Would you please copy every line from the records that contains the word "اسناد"?

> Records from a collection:
__________________________________________________

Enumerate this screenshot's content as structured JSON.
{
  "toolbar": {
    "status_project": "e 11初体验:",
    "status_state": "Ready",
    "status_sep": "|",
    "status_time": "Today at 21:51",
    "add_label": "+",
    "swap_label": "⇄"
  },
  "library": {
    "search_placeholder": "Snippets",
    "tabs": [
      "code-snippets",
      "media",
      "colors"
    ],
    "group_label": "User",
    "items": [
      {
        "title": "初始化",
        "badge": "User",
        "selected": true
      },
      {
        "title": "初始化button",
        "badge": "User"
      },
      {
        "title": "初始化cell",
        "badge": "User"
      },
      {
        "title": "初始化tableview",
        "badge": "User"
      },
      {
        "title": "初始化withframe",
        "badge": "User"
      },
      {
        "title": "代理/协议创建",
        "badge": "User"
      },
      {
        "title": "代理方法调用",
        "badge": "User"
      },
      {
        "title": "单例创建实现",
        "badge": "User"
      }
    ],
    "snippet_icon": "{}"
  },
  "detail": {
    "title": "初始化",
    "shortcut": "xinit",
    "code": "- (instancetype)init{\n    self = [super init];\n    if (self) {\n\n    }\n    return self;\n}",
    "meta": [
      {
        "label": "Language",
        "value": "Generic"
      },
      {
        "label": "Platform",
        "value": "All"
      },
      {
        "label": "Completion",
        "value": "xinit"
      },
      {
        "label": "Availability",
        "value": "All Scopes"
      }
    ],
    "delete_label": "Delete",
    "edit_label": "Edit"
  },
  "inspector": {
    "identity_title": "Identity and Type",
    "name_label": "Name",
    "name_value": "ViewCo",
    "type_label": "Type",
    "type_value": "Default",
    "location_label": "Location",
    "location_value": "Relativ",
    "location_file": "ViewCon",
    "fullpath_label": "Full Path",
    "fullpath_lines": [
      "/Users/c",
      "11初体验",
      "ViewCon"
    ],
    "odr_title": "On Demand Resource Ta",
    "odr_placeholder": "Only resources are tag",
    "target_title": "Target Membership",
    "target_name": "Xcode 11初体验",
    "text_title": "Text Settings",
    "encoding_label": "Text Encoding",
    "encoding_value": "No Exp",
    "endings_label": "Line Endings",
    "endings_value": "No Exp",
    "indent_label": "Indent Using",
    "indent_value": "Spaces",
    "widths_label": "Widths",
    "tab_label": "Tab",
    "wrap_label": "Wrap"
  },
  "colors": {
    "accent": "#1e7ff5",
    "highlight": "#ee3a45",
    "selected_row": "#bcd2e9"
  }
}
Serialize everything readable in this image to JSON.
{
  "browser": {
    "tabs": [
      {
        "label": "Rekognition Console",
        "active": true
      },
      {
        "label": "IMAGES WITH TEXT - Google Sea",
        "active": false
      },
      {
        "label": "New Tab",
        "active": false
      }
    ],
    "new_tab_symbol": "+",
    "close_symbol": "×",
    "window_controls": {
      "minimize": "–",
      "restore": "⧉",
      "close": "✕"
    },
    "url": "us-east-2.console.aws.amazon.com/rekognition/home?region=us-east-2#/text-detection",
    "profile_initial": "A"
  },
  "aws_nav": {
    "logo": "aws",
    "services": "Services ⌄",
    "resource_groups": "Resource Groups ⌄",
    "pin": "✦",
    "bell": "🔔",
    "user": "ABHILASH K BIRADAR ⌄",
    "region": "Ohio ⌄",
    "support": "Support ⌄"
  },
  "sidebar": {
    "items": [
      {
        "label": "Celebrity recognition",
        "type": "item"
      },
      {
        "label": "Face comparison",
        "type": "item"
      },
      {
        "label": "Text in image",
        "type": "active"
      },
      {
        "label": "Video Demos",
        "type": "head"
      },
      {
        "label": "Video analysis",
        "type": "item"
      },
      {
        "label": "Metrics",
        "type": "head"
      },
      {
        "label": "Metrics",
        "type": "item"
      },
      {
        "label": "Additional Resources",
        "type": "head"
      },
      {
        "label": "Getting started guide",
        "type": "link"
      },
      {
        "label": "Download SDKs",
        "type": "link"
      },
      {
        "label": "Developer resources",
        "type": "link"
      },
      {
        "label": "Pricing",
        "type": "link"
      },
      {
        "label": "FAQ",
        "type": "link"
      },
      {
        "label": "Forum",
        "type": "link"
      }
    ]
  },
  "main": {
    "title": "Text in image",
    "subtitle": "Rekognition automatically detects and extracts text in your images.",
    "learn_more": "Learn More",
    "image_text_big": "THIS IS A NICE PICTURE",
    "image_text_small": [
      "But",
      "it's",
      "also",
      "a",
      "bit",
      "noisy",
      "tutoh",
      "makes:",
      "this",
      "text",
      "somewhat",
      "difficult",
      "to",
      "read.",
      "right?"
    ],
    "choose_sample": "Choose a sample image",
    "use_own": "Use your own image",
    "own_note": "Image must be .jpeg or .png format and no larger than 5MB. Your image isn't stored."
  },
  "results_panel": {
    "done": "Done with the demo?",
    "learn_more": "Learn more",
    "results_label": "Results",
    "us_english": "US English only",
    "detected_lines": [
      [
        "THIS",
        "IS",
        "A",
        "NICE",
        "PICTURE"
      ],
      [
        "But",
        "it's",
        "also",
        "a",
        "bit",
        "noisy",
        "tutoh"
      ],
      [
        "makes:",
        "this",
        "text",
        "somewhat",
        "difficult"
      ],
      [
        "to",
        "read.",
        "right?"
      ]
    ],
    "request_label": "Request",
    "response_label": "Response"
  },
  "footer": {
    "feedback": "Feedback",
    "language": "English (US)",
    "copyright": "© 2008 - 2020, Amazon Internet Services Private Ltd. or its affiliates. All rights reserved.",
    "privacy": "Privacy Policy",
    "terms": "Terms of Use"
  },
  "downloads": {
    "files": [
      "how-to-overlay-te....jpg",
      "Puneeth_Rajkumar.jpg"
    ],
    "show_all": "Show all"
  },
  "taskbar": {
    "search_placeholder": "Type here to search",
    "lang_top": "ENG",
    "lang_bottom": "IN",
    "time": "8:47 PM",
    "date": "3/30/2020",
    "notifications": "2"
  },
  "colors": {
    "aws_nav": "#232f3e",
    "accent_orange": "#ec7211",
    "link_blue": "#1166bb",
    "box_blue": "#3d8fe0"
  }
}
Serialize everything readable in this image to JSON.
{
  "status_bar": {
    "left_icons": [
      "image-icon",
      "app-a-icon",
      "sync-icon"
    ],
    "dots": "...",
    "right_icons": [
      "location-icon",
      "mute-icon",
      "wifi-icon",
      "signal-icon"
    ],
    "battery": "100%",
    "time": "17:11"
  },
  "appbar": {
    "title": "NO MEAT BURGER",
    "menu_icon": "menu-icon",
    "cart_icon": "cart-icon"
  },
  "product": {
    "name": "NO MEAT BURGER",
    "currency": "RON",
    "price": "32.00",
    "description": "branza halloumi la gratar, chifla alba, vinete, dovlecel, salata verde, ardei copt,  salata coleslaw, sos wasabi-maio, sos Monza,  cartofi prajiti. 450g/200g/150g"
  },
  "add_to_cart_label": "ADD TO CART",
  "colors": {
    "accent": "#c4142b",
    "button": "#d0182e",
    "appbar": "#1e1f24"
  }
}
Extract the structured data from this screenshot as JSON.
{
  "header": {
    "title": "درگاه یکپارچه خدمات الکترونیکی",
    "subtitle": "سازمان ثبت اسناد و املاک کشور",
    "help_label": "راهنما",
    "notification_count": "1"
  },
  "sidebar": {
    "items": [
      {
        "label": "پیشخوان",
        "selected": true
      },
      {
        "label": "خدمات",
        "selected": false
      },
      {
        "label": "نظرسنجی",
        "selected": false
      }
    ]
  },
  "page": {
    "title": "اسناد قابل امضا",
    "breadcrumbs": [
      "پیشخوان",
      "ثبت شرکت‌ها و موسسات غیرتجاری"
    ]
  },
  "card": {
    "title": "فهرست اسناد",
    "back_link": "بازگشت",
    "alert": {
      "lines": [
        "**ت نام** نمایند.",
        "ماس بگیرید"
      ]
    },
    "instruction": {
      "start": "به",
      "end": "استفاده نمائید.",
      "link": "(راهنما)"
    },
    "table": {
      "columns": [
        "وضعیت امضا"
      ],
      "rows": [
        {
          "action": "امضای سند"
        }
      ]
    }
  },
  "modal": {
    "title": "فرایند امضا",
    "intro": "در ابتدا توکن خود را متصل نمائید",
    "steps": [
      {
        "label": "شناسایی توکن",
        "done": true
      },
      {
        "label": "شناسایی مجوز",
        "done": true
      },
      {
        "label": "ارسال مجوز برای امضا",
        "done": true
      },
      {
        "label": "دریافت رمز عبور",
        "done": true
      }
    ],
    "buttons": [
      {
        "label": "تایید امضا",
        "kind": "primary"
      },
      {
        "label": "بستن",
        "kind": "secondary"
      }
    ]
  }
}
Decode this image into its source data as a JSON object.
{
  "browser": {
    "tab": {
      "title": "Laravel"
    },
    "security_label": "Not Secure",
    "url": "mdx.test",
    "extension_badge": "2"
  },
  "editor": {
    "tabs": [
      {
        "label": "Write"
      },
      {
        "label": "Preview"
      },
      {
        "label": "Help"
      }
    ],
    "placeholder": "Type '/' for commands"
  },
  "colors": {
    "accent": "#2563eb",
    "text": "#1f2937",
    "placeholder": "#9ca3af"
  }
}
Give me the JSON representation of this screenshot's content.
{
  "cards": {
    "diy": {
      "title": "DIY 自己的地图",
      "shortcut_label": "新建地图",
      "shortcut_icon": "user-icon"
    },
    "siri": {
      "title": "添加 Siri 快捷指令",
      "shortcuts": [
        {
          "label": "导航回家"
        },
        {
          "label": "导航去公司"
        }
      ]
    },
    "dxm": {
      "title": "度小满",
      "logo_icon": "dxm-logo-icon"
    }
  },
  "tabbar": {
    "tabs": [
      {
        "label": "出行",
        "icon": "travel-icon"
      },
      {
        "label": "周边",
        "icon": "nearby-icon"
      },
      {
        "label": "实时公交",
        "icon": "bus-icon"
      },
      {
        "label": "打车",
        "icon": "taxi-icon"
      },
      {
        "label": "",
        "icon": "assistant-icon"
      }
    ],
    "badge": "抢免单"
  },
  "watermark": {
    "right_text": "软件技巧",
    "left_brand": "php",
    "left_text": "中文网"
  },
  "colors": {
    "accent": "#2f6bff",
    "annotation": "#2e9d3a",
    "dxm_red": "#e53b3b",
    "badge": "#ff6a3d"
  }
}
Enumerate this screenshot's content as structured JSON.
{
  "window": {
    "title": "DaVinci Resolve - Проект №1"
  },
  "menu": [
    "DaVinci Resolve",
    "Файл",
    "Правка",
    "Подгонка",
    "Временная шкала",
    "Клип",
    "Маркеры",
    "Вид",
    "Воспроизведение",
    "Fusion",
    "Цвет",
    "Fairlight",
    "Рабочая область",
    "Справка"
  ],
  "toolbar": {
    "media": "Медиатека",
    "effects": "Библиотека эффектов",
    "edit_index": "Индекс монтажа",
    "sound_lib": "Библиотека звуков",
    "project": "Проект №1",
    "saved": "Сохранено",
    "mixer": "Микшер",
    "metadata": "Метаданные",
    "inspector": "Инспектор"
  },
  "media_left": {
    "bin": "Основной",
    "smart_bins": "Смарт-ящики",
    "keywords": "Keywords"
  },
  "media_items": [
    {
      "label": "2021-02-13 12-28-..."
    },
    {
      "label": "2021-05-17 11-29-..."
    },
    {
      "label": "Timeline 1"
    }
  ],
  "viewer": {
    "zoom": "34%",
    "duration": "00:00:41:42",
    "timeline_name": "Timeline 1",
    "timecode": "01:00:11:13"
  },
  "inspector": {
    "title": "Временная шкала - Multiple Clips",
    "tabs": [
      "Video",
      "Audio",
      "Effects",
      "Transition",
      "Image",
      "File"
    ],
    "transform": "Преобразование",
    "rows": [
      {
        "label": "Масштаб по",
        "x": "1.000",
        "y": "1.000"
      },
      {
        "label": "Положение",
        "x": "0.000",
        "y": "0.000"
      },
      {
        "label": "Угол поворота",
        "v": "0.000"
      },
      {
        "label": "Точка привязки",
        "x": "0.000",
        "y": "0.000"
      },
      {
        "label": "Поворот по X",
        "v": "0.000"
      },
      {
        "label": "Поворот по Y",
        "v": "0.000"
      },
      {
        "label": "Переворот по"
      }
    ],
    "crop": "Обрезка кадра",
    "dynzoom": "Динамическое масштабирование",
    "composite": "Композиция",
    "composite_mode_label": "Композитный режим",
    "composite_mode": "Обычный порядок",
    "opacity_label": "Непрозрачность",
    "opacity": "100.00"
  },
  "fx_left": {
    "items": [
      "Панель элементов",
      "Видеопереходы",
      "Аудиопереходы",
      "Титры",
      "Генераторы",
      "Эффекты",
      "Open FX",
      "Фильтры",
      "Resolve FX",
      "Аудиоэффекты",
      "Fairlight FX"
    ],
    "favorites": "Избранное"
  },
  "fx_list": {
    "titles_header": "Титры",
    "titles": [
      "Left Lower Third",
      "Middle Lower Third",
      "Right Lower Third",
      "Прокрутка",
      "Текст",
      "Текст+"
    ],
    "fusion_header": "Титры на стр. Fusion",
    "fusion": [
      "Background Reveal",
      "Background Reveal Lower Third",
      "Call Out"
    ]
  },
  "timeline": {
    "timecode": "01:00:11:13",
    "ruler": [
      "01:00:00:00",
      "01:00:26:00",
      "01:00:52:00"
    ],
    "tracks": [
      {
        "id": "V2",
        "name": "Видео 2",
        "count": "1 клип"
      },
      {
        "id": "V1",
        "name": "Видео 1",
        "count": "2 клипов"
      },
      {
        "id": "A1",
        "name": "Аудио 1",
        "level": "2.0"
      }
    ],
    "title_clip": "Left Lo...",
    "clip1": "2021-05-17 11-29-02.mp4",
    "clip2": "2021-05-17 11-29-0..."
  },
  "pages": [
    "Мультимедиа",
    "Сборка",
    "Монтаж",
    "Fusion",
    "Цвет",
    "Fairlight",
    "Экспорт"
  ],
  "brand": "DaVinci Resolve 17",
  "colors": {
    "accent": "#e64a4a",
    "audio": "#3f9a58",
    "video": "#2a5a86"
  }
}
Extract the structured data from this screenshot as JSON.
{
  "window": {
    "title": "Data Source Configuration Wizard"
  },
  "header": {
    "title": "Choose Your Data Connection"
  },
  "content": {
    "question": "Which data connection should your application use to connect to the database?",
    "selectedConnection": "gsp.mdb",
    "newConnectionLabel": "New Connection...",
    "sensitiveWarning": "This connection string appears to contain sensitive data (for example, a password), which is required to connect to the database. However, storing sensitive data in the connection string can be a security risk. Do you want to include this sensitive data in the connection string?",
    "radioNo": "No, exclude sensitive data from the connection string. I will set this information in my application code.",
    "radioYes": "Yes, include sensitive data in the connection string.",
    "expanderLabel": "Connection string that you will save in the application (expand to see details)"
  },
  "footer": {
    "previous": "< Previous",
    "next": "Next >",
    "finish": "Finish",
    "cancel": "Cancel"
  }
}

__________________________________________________

> Answer space:
    "subtitle": "سازمان ثبت اسناد و املاک کشور",
    "title": "اسناد قابل امضا",
    "title": "فهرست اسناد",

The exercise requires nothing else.